Sometimes the sport of cricket is dismissed as ‘hardly athletic’ – perhaps you’ve heard someone say they’d ‘happily stand around getting paid while topping up the tan’?
Whilst there may be a grain of truth in there, many wouldn’t enjoy facing a ball being chucked at 90mph from close range. There is a level of power and agility needed to play cricket but the mental strength required is on another level, and that is what documentary The Edge delves into.
The narrator outlines from the start that, while the sport of cricket resides in the hearts of millions throughout the world, England, where the game originated, is always the side everyone wants to beat. Back in 2009 the side was in pieces, bottom of the world rankings with no coach or captain, and in need of a serious rebuild.
New coach Andy Flower, an amiably gruff former cricketing great from Zimbabwe, basically told his inherited squad: “It’ll take two years. Those that don’t want to fully contribute can leave.” Although harsh on the surface, any successful team (be it within sport or business) needs everyone pulling in the same direction to achieve desired results.
There’s great behind-the-scenes footage used within The Edge and some engrossing personal stories highlighted like disgraced former captain Kevin Pietersen coming back as ‘just one of the troops’, Matt Prior creating a ‘quiet sanctuary’ to keep out “irrelevant thoughts” and others revealing how the constant demand of perfection was to the detriment of their own mental well-being.
There are also moments of levity including when the squad reminisce the time Monty Panesar (a self-confessed terrible batsman) needed to hold off fierce Australian bowlers for 50 minutes so England wouldn’t lose a match.

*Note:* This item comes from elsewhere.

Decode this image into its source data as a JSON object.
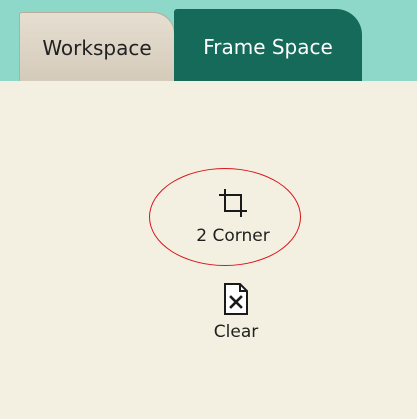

There are wry smiles during the recollection, but Panesar later reveals he isolated himself sometimes because he was trying to balance ‘his enjoyment of playing with being taken seriously as a professional cricketer’.

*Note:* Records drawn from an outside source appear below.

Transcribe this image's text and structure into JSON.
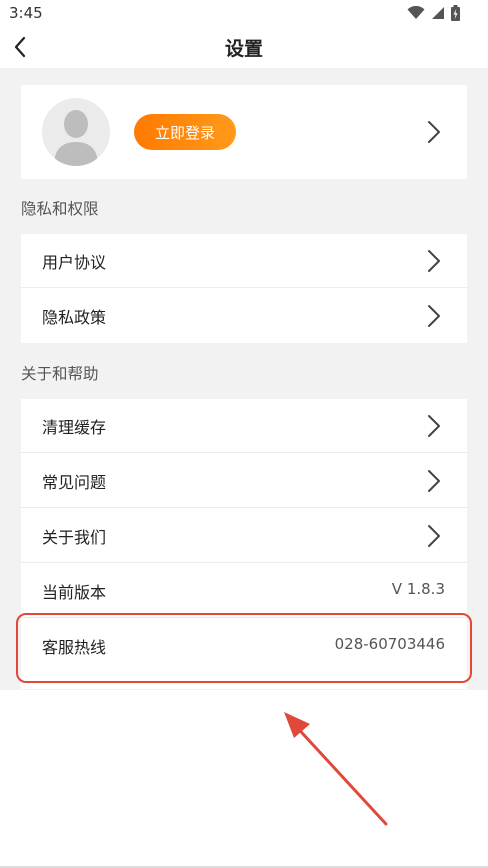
{
  "status_bar": {
    "time": "3:45",
    "icons": [
      "wifi-icon",
      "signal-icon",
      "battery-icon"
    ]
  },
  "header": {
    "title": "设置",
    "back_icon": "chevron-left-icon"
  },
  "profile": {
    "login_label": "立即登录",
    "avatar_icon": "avatar-placeholder-icon"
  },
  "privacy_section": {
    "label": "隐私和权限",
    "items": [
      {
        "label": "用户协议"
      },
      {
        "label": "隐私政策"
      }
    ]
  },
  "about_section": {
    "label": "关于和帮助",
    "items": [
      {
        "label": "清理缓存"
      },
      {
        "label": "常见问题"
      },
      {
        "label": "关于我们"
      },
      {
        "label": "当前版本",
        "value": "V 1.8.3"
      },
      {
        "label": "客服热线",
        "value": "028-60703446"
      }
    ]
  },
  "colors": {
    "accent": "#ff8400",
    "background": "#f2f2f2",
    "highlight": "#e0483a"
  }
}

Good mental health is an important factor across all aspects of life, particularly in this climate of lockdowns and working from home; do you have the awareness not to send a snarky email after eight hours of juggling work/the kids/pets/chores? Do you always remember to sign out of the company Twitter account before replying to the latest media outrage? Have you the capacity to restart a project that has already taken up six months of your life?
Flower reveals at the end of the documentary: “if I had my time again, I’d definitely try to work with the person as much as I worked with the player”. It never hurts to check-in with your personnel for a casual chat from time-to-time, while if you yourself ever feel overwhelmed then it never hurts to step back and take stock – don’t get caught out trying to shoulder everything on your own.
The Edge is streaming now on BBC iPlayer.